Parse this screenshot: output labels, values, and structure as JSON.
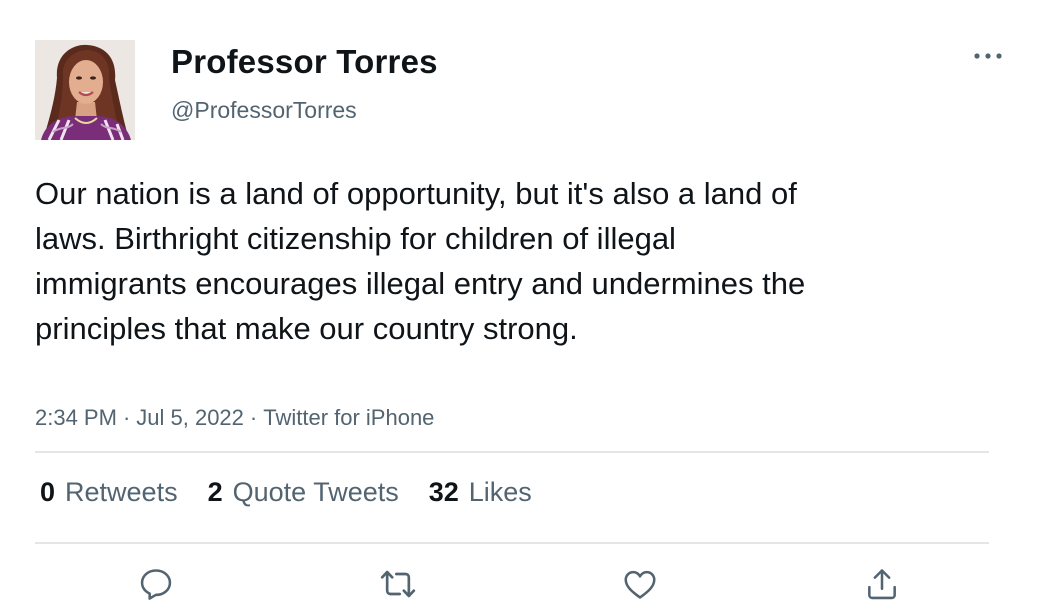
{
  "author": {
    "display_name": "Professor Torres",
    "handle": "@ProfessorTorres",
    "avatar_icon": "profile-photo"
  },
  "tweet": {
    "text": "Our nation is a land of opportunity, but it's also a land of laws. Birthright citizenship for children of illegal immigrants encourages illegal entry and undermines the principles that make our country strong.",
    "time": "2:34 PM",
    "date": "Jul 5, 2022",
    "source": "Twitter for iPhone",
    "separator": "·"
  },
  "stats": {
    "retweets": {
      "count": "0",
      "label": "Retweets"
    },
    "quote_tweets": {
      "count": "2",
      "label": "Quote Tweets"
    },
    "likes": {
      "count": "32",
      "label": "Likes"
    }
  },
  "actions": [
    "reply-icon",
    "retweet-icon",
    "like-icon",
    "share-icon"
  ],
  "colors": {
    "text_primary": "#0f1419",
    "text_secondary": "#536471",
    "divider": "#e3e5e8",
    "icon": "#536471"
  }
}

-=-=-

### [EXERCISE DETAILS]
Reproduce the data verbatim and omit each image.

### [COMPLETED TASK]
Parse this screenshot: output labels, values, and structure as JSON.
{
  "author": {
    "display_name": "Professor Torres",
    "handle": "@ProfessorTorres",
    "avatar_icon": "profile-photo"
  },
  "tweet": {
    "text": "Our nation is a land of opportunity, but it's also a land of laws. Birthright citizenship for children of illegal immigrants encourages illegal entry and undermines the principles that make our country strong.",
    "time": "2:34 PM",
    "date": "Jul 5, 2022",
    "source": "Twitter for iPhone",
    "separator": "·"
  },
  "stats": {
    "retweets": {
      "count": "0",
      "label": "Retweets"
    },
    "quote_tweets": {
      "count": "2",
      "label": "Quote Tweets"
    },
    "likes": {
      "count": "32",
      "label": "Likes"
    }
  },
  "actions": [
    "reply-icon",
    "retweet-icon",
    "like-icon",
    "share-icon"
  ],
  "colors": {
    "text_primary": "#0f1419",
    "text_secondary": "#536471",
    "divider": "#e3e5e8",
    "icon": "#536471"
  }
}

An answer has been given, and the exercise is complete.